Data to use Block Start
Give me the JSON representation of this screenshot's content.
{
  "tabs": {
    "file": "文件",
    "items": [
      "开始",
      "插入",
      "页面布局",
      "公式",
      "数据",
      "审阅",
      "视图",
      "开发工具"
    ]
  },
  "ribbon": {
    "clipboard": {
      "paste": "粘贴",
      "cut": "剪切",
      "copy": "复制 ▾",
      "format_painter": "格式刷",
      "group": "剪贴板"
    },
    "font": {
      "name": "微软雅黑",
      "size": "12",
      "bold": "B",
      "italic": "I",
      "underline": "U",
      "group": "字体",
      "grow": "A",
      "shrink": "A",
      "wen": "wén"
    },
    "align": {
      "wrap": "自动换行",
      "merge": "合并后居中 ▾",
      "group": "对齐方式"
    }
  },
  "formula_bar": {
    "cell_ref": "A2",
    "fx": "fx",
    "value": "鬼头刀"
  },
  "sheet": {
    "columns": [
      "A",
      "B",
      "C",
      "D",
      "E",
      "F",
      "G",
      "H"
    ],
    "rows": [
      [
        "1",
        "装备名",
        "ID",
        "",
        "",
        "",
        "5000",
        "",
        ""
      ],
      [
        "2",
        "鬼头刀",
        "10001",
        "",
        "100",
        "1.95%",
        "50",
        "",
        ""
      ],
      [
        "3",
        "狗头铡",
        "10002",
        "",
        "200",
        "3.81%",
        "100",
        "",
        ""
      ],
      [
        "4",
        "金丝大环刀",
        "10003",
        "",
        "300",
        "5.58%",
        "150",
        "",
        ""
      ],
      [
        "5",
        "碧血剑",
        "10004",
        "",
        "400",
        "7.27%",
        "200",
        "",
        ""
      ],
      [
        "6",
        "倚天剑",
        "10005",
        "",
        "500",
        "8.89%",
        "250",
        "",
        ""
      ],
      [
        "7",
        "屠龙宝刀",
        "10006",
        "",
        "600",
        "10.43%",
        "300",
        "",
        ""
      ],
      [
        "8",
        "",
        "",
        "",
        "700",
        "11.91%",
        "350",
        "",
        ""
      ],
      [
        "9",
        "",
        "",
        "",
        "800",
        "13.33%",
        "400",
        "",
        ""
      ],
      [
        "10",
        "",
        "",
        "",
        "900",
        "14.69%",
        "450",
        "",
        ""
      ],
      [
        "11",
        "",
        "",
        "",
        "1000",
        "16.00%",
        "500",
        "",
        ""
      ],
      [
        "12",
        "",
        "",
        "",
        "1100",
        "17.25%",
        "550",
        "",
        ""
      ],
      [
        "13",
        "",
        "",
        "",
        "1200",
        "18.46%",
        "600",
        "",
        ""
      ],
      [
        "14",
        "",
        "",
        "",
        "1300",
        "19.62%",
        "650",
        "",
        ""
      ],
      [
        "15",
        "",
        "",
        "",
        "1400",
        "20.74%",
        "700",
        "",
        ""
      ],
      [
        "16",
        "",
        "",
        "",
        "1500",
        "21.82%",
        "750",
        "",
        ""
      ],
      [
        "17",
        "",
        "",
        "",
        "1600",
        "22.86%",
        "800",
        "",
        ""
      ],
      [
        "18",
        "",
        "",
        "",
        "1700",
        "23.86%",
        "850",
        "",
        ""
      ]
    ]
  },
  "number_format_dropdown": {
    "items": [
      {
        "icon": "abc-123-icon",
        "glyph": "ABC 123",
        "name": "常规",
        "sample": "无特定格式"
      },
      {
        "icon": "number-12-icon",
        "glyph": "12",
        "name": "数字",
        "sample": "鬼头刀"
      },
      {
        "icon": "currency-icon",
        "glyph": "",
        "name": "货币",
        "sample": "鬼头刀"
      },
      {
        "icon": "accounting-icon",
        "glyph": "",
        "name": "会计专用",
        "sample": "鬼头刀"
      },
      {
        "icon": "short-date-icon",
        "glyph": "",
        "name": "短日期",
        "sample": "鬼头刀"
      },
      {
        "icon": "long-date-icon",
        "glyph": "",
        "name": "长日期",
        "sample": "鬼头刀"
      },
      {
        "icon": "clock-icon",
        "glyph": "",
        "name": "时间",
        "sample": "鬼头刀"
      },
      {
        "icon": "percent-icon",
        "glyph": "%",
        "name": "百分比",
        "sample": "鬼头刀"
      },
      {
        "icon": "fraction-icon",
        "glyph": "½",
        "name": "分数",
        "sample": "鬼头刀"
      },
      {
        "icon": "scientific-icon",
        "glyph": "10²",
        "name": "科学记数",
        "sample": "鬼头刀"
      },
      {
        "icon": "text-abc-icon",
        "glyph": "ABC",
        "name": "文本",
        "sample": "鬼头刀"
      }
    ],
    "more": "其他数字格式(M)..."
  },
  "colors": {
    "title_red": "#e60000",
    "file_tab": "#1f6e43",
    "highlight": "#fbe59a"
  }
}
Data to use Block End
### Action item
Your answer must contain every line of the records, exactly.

### Task answer
Give me the JSON representation of this screenshot's content.
{
  "tabs": {
    "file": "文件",
    "items": [
      "开始",
      "插入",
      "页面布局",
      "公式",
      "数据",
      "审阅",
      "视图",
      "开发工具"
    ]
  },
  "ribbon": {
    "clipboard": {
      "paste": "粘贴",
      "cut": "剪切",
      "copy": "复制 ▾",
      "format_painter": "格式刷",
      "group": "剪贴板"
    },
    "font": {
      "name": "微软雅黑",
      "size": "12",
      "bold": "B",
      "italic": "I",
      "underline": "U",
      "group": "字体",
      "grow": "A",
      "shrink": "A",
      "wen": "wén"
    },
    "align": {
      "wrap": "自动换行",
      "merge": "合并后居中 ▾",
      "group": "对齐方式"
    }
  },
  "formula_bar": {
    "cell_ref": "A2",
    "fx": "fx",
    "value": "鬼头刀"
  },
  "sheet": {
    "columns": [
      "A",
      "B",
      "C",
      "D",
      "E",
      "F",
      "G",
      "H"
    ],
    "rows": [
      [
        "1",
        "装备名",
        "ID",
        "",
        "",
        "",
        "5000",
        "",
        ""
      ],
      [
        "2",
        "鬼头刀",
        "10001",
        "",
        "100",
        "1.95%",
        "50",
        "",
        ""
      ],
      [
        "3",
        "狗头铡",
        "10002",
        "",
        "200",
        "3.81%",
        "100",
        "",
        ""
      ],
      [
        "4",
        "金丝大环刀",
        "10003",
        "",
        "300",
        "5.58%",
        "150",
        "",
        ""
      ],
      [
        "5",
        "碧血剑",
        "10004",
        "",
        "400",
        "7.27%",
        "200",
        "",
        ""
      ],
      [
        "6",
        "倚天剑",
        "10005",
        "",
        "500",
        "8.89%",
        "250",
        "",
        ""
      ],
      [
        "7",
        "屠龙宝刀",
        "10006",
        "",
        "600",
        "10.43%",
        "300",
        "",
        ""
      ],
      [
        "8",
        "",
        "",
        "",
        "700",
        "11.91%",
        "350",
        "",
        ""
      ],
      [
        "9",
        "",
        "",
        "",
        "800",
        "13.33%",
        "400",
        "",
        ""
      ],
      [
        "10",
        "",
        "",
        "",
        "900",
        "14.69%",
        "450",
        "",
        ""
      ],
      [
        "11",
        "",
        "",
        "",
        "1000",
        "16.00%",
        "500",
        "",
        ""
      ],
      [
        "12",
        "",
        "",
        "",
        "1100",
        "17.25%",
        "550",
        "",
        ""
      ],
      [
        "13",
        "",
        "",
        "",
        "1200",
        "18.46%",
        "600",
        "",
        ""
      ],
      [
        "14",
        "",
        "",
        "",
        "1300",
        "19.62%",
        "650",
        "",
        ""
      ],
      [
        "15",
        "",
        "",
        "",
        "1400",
        "20.74%",
        "700",
        "",
        ""
      ],
      [
        "16",
        "",
        "",
        "",
        "1500",
        "21.82%",
        "750",
        "",
        ""
      ],
      [
        "17",
        "",
        "",
        "",
        "1600",
        "22.86%",
        "800",
        "",
        ""
      ],
      [
        "18",
        "",
        "",
        "",
        "1700",
        "23.86%",
        "850",
        "",
        ""
      ]
    ]
  },
  "number_format_dropdown": {
    "items": [
      {
        "icon": "abc-123-icon",
        "glyph": "ABC 123",
        "name": "常规",
        "sample": "无特定格式"
      },
      {
        "icon": "number-12-icon",
        "glyph": "12",
        "name": "数字",
        "sample": "鬼头刀"
      },
      {
        "icon": "currency-icon",
        "glyph": "",
        "name": "货币",
        "sample": "鬼头刀"
      },
      {
        "icon": "accounting-icon",
        "glyph": "",
        "name": "会计专用",
        "sample": "鬼头刀"
      },
      {
        "icon": "short-date-icon",
        "glyph": "",
        "name": "短日期",
        "sample": "鬼头刀"
      },
      {
        "icon": "long-date-icon",
        "glyph": "",
        "name": "长日期",
        "sample": "鬼头刀"
      },
      {
        "icon": "clock-icon",
        "glyph": "",
        "name": "时间",
        "sample": "鬼头刀"
      },
      {
        "icon": "percent-icon",
        "glyph": "%",
        "name": "百分比",
        "sample": "鬼头刀"
      },
      {
        "icon": "fraction-icon",
        "glyph": "½",
        "name": "分数",
        "sample": "鬼头刀"
      },
      {
        "icon": "scientific-icon",
        "glyph": "10²",
        "name": "科学记数",
        "sample": "鬼头刀"
      },
      {
        "icon": "text-abc-icon",
        "glyph": "ABC",
        "name": "文本",
        "sample": "鬼头刀"
      }
    ],
    "more": "其他数字格式(M)..."
  },
  "colors": {
    "title_red": "#e60000",
    "file_tab": "#1f6e43",
    "highlight": "#fbe59a"
  }
}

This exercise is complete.